§ Your objective:
Where does "from" appear in the data? Return each line that holds it.

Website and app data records
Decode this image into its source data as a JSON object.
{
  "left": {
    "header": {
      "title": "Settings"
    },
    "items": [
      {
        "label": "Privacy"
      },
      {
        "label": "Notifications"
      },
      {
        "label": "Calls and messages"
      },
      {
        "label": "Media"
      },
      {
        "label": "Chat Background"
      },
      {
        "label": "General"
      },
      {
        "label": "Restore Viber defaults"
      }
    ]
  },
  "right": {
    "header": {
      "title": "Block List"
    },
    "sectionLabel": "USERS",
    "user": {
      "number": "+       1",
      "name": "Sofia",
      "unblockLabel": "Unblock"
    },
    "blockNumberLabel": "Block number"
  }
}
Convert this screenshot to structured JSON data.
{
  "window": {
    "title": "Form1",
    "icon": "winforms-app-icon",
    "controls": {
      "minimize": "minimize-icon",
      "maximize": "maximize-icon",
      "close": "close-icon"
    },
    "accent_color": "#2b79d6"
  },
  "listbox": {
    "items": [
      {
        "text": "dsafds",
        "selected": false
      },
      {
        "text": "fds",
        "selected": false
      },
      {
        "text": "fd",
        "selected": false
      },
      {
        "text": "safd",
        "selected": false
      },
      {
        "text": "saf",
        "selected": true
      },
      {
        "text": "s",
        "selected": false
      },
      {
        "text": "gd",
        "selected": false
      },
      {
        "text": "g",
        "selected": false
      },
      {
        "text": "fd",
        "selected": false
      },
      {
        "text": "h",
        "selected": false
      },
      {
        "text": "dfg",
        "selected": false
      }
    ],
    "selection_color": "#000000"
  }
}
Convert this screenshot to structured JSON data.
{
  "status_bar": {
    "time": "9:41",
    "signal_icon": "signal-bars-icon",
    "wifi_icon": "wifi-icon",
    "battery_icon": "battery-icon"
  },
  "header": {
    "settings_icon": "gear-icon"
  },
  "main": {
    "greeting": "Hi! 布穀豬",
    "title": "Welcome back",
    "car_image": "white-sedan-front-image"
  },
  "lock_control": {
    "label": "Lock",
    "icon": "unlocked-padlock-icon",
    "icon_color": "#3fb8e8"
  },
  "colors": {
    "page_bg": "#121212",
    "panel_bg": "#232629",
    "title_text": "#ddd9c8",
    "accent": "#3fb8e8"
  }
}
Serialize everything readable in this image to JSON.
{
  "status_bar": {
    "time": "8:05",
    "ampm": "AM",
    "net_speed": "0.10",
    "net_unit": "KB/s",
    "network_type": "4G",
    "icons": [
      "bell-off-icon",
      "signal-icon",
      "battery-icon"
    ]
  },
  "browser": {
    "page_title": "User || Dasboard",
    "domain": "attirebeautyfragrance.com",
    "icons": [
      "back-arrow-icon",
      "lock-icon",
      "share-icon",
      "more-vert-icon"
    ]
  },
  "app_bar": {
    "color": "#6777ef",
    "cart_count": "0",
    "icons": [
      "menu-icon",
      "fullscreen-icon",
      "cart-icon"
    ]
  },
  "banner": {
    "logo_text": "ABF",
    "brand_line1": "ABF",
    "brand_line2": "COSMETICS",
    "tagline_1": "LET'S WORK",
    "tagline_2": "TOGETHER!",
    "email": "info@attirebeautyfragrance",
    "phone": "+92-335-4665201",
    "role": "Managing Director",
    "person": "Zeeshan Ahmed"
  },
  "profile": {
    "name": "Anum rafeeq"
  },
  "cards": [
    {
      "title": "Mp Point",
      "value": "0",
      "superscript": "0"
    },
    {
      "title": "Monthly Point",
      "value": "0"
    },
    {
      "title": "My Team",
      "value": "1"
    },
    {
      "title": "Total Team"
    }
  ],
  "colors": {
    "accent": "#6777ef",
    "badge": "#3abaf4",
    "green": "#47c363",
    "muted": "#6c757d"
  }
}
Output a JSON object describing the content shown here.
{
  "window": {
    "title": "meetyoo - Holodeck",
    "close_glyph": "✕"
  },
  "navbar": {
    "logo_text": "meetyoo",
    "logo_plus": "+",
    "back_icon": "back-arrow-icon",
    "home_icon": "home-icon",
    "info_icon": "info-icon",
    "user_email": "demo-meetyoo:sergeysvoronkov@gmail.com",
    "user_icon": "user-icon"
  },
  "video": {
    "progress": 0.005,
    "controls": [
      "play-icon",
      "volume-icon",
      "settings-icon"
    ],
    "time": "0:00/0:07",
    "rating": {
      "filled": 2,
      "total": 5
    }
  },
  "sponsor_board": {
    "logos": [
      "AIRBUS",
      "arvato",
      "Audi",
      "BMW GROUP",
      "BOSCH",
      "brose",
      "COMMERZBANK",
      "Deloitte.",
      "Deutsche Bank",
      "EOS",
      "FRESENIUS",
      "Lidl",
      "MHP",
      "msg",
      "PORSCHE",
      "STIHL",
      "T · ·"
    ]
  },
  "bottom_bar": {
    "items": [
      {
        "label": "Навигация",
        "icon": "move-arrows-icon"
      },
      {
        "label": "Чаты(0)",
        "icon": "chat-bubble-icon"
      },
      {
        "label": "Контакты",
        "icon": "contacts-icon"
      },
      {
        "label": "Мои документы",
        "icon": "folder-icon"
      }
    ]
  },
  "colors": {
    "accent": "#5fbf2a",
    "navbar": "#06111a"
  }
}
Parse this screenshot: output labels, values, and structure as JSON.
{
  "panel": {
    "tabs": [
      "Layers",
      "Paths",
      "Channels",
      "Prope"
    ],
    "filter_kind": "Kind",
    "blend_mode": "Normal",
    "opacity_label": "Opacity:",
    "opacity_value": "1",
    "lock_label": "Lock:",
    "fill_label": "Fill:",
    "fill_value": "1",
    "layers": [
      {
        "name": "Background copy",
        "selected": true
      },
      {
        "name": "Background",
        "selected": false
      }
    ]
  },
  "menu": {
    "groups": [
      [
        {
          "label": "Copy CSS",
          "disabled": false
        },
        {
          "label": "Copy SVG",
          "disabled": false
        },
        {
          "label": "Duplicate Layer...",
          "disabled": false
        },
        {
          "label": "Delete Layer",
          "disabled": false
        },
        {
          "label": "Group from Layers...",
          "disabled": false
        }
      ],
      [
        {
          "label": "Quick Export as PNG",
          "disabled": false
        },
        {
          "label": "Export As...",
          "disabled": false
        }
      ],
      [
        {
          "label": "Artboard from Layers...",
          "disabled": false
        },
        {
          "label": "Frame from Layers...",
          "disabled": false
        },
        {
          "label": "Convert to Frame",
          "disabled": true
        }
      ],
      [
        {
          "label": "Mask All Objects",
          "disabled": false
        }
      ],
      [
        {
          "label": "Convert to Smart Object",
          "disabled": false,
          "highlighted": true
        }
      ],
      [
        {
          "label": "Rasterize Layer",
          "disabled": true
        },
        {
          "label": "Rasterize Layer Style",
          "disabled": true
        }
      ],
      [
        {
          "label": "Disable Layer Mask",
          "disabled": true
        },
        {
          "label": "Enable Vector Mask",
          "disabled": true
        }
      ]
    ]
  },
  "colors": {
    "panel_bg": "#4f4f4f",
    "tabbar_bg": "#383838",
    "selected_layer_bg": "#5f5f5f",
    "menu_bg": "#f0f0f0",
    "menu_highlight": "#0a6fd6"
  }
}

§ Response area:
          "label": "Group from Layers...",
          "label": "Artboard from Layers...",
          "label": "Frame from Layers...",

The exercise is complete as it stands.